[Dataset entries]
··········

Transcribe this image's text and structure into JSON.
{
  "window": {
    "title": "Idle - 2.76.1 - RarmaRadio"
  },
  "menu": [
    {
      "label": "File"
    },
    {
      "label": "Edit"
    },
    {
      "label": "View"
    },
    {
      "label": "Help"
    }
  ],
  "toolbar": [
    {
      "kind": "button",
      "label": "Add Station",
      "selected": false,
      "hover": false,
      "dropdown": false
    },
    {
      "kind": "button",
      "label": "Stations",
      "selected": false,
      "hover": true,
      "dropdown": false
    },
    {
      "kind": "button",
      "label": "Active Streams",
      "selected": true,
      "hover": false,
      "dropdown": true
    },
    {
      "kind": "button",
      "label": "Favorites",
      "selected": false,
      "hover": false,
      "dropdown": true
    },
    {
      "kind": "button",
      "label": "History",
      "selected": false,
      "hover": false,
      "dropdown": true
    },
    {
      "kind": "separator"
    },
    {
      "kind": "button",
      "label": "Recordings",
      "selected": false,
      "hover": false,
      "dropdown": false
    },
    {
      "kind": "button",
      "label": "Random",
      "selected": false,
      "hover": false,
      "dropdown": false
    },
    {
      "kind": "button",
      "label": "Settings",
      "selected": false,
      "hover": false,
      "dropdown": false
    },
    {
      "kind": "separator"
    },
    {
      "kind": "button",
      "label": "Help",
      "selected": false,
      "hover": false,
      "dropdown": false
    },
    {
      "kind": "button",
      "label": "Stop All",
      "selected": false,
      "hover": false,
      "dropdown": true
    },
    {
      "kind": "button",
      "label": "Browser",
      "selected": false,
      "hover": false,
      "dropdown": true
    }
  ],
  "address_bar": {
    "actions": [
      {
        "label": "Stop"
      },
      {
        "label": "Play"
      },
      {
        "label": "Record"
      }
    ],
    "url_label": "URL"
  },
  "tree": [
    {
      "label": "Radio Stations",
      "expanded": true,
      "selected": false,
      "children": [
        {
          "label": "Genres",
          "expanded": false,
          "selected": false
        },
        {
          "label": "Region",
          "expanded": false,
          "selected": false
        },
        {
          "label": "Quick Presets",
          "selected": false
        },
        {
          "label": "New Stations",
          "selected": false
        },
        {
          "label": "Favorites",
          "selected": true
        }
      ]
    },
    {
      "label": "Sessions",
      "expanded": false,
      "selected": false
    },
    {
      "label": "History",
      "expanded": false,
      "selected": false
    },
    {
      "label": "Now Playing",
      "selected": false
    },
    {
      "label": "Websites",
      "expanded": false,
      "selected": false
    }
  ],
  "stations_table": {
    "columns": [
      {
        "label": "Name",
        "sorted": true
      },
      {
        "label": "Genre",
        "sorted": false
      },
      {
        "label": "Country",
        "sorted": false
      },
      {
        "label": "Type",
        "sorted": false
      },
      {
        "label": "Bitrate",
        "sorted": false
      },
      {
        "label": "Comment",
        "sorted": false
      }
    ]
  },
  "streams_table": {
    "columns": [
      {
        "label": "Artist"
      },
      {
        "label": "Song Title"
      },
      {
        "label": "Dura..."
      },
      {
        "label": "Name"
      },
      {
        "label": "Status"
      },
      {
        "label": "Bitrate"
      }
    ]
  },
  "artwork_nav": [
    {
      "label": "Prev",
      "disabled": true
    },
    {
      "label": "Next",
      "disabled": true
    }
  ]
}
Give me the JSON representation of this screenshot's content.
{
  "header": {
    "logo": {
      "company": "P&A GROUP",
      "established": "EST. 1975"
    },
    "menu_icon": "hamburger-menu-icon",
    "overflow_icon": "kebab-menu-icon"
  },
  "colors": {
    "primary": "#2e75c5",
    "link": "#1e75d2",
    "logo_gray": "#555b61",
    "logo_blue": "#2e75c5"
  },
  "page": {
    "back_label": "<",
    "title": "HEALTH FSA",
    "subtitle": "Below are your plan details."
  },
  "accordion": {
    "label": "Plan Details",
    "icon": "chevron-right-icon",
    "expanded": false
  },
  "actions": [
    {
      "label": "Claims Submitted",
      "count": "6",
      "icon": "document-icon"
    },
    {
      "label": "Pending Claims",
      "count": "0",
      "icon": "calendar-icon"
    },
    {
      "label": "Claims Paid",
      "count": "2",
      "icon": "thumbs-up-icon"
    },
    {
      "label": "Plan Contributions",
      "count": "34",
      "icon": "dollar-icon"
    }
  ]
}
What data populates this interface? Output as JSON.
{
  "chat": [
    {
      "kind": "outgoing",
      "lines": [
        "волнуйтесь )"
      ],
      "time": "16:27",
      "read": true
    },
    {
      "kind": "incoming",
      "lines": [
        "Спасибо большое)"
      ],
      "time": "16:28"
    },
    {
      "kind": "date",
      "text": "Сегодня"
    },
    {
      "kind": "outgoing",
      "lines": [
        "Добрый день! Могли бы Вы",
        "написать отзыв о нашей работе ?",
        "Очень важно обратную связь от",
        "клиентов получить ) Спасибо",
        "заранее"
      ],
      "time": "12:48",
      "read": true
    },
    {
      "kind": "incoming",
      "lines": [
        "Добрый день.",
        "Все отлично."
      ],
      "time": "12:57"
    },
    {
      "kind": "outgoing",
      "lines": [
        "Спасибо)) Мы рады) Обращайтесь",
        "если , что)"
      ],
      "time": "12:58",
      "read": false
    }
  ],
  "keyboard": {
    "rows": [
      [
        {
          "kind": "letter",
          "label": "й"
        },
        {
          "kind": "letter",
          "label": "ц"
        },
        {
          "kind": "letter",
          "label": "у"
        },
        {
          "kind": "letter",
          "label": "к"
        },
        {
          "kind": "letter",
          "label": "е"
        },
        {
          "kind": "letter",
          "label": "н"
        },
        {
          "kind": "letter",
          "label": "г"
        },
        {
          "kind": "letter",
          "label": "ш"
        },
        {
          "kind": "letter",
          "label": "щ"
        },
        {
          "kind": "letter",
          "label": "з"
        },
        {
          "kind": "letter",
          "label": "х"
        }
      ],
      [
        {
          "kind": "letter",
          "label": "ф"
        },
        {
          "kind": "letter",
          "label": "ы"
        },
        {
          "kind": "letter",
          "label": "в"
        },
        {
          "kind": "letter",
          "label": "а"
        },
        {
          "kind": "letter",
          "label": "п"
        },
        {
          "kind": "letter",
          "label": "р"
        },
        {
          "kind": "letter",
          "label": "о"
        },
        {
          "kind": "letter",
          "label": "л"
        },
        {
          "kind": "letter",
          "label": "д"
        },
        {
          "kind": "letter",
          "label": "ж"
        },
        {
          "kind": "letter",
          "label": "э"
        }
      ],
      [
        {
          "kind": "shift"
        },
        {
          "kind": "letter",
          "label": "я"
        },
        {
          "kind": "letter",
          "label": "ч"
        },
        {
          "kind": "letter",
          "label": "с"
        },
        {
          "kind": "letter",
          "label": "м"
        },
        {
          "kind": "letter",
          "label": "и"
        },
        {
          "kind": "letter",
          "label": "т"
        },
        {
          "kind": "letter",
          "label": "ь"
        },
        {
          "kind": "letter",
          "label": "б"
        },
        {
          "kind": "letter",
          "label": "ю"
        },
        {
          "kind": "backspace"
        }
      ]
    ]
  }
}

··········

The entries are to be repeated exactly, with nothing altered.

* **SOLVED PROBLEM**
Transcribe this image's text and structure into JSON.
{
  "window": {
    "title": "Idle - 2.76.1 - RarmaRadio"
  },
  "menu": [
    {
      "label": "File"
    },
    {
      "label": "Edit"
    },
    {
      "label": "View"
    },
    {
      "label": "Help"
    }
  ],
  "toolbar": [
    {
      "kind": "button",
      "label": "Add Station",
      "selected": false,
      "hover": false,
      "dropdown": false
    },
    {
      "kind": "button",
      "label": "Stations",
      "selected": false,
      "hover": true,
      "dropdown": false
    },
    {
      "kind": "button",
      "label": "Active Streams",
      "selected": true,
      "hover": false,
      "dropdown": true
    },
    {
      "kind": "button",
      "label": "Favorites",
      "selected": false,
      "hover": false,
      "dropdown": true
    },
    {
      "kind": "button",
      "label": "History",
      "selected": false,
      "hover": false,
      "dropdown": true
    },
    {
      "kind": "separator"
    },
    {
      "kind": "button",
      "label": "Recordings",
      "selected": false,
      "hover": false,
      "dropdown": false
    },
    {
      "kind": "button",
      "label": "Random",
      "selected": false,
      "hover": false,
      "dropdown": false
    },
    {
      "kind": "button",
      "label": "Settings",
      "selected": false,
      "hover": false,
      "dropdown": false
    },
    {
      "kind": "separator"
    },
    {
      "kind": "button",
      "label": "Help",
      "selected": false,
      "hover": false,
      "dropdown": false
    },
    {
      "kind": "button",
      "label": "Stop All",
      "selected": false,
      "hover": false,
      "dropdown": true
    },
    {
      "kind": "button",
      "label": "Browser",
      "selected": false,
      "hover": false,
      "dropdown": true
    }
  ],
  "address_bar": {
    "actions": [
      {
        "label": "Stop"
      },
      {
        "label": "Play"
      },
      {
        "label": "Record"
      }
    ],
    "url_label": "URL"
  },
  "tree": [
    {
      "label": "Radio Stations",
      "expanded": true,
      "selected": false,
      "children": [
        {
          "label": "Genres",
          "expanded": false,
          "selected": false
        },
        {
          "label": "Region",
          "expanded": false,
          "selected": false
        },
        {
          "label": "Quick Presets",
          "selected": false
        },
        {
          "label": "New Stations",
          "selected": false
        },
        {
          "label": "Favorites",
          "selected": true
        }
      ]
    },
    {
      "label": "Sessions",
      "expanded": false,
      "selected": false
    },
    {
      "label": "History",
      "expanded": false,
      "selected": false
    },
    {
      "label": "Now Playing",
      "selected": false
    },
    {
      "label": "Websites",
      "expanded": false,
      "selected": false
    }
  ],
  "stations_table": {
    "columns": [
      {
        "label": "Name",
        "sorted": true
      },
      {
        "label": "Genre",
        "sorted": false
      },
      {
        "label": "Country",
        "sorted": false
      },
      {
        "label": "Type",
        "sorted": false
      },
      {
        "label": "Bitrate",
        "sorted": false
      },
      {
        "label": "Comment",
        "sorted": false
      }
    ]
  },
  "streams_table": {
    "columns": [
      {
        "label": "Artist"
      },
      {
        "label": "Song Title"
      },
      {
        "label": "Dura..."
      },
      {
        "label": "Name"
      },
      {
        "label": "Status"
      },
      {
        "label": "Bitrate"
      }
    ]
  },
  "artwork_nav": [
    {
      "label": "Prev",
      "disabled": true
    },
    {
      "label": "Next",
      "disabled": true
    }
  ]
}
Give me the JSON representation of this screenshot's content.
{
  "header": {
    "logo": {
      "company": "P&A GROUP",
      "established": "EST. 1975"
    },
    "menu_icon": "hamburger-menu-icon",
    "overflow_icon": "kebab-menu-icon"
  },
  "colors": {
    "primary": "#2e75c5",
    "link": "#1e75d2",
    "logo_gray": "#555b61",
    "logo_blue": "#2e75c5"
  },
  "page": {
    "back_label": "<",
    "title": "HEALTH FSA",
    "subtitle": "Below are your plan details."
  },
  "accordion": {
    "label": "Plan Details",
    "icon": "chevron-right-icon",
    "expanded": false
  },
  "actions": [
    {
      "label": "Claims Submitted",
      "count": "6",
      "icon": "document-icon"
    },
    {
      "label": "Pending Claims",
      "count": "0",
      "icon": "calendar-icon"
    },
    {
      "label": "Claims Paid",
      "count": "2",
      "icon": "thumbs-up-icon"
    },
    {
      "label": "Plan Contributions",
      "count": "34",
      "icon": "dollar-icon"
    }
  ]
}
What data populates this interface? Output as JSON.
{
  "chat": [
    {
      "kind": "outgoing",
      "lines": [
        "волнуйтесь )"
      ],
      "time": "16:27",
      "read": true
    },
    {
      "kind": "incoming",
      "lines": [
        "Спасибо большое)"
      ],
      "time": "16:28"
    },
    {
      "kind": "date",
      "text": "Сегодня"
    },
    {
      "kind": "outgoing",
      "lines": [
        "Добрый день! Могли бы Вы",
        "написать отзыв о нашей работе ?",
        "Очень важно обратную связь от",
        "клиентов получить ) Спасибо",
        "заранее"
      ],
      "time": "12:48",
      "read": true
    },
    {
      "kind": "incoming",
      "lines": [
        "Добрый день.",
        "Все отлично."
      ],
      "time": "12:57"
    },
    {
      "kind": "outgoing",
      "lines": [
        "Спасибо)) Мы рады) Обращайтесь",
        "если , что)"
      ],
      "time": "12:58",
      "read": false
    }
  ],
  "keyboard": {
    "rows": [
      [
        {
          "kind": "letter",
          "label": "й"
        },
        {
          "kind": "letter",
          "label": "ц"
        },
        {
          "kind": "letter",
          "label": "у"
        },
        {
          "kind": "letter",
          "label": "к"
        },
        {
          "kind": "letter",
          "label": "е"
        },
        {
          "kind": "letter",
          "label": "н"
        },
        {
          "kind": "letter",
          "label": "г"
        },
        {
          "kind": "letter",
          "label": "ш"
        },
        {
          "kind": "letter",
          "label": "щ"
        },
        {
          "kind": "letter",
          "label": "з"
        },
        {
          "kind": "letter",
          "label": "х"
        }
      ],
      [
        {
          "kind": "letter",
          "label": "ф"
        },
        {
          "kind": "letter",
          "label": "ы"
        },
        {
          "kind": "letter",
          "label": "в"
        },
        {
          "kind": "letter",
          "label": "а"
        },
        {
          "kind": "letter",
          "label": "п"
        },
        {
          "kind": "letter",
          "label": "р"
        },
        {
          "kind": "letter",
          "label": "о"
        },
        {
          "kind": "letter",
          "label": "л"
        },
        {
          "kind": "letter",
          "label": "д"
        },
        {
          "kind": "letter",
          "label": "ж"
        },
        {
          "kind": "letter",
          "label": "э"
        }
      ],
      [
        {
          "kind": "shift"
        },
        {
          "kind": "letter",
          "label": "я"
        },
        {
          "kind": "letter",
          "label": "ч"
        },
        {
          "kind": "letter",
          "label": "с"
        },
        {
          "kind": "letter",
          "label": "м"
        },
        {
          "kind": "letter",
          "label": "и"
        },
        {
          "kind": "letter",
          "label": "т"
        },
        {
          "kind": "letter",
          "label": "ь"
        },
        {
          "kind": "letter",
          "label": "б"
        },
        {
          "kind": "letter",
          "label": "ю"
        },
        {
          "kind": "backspace"
        }
      ]
    ]
  }
}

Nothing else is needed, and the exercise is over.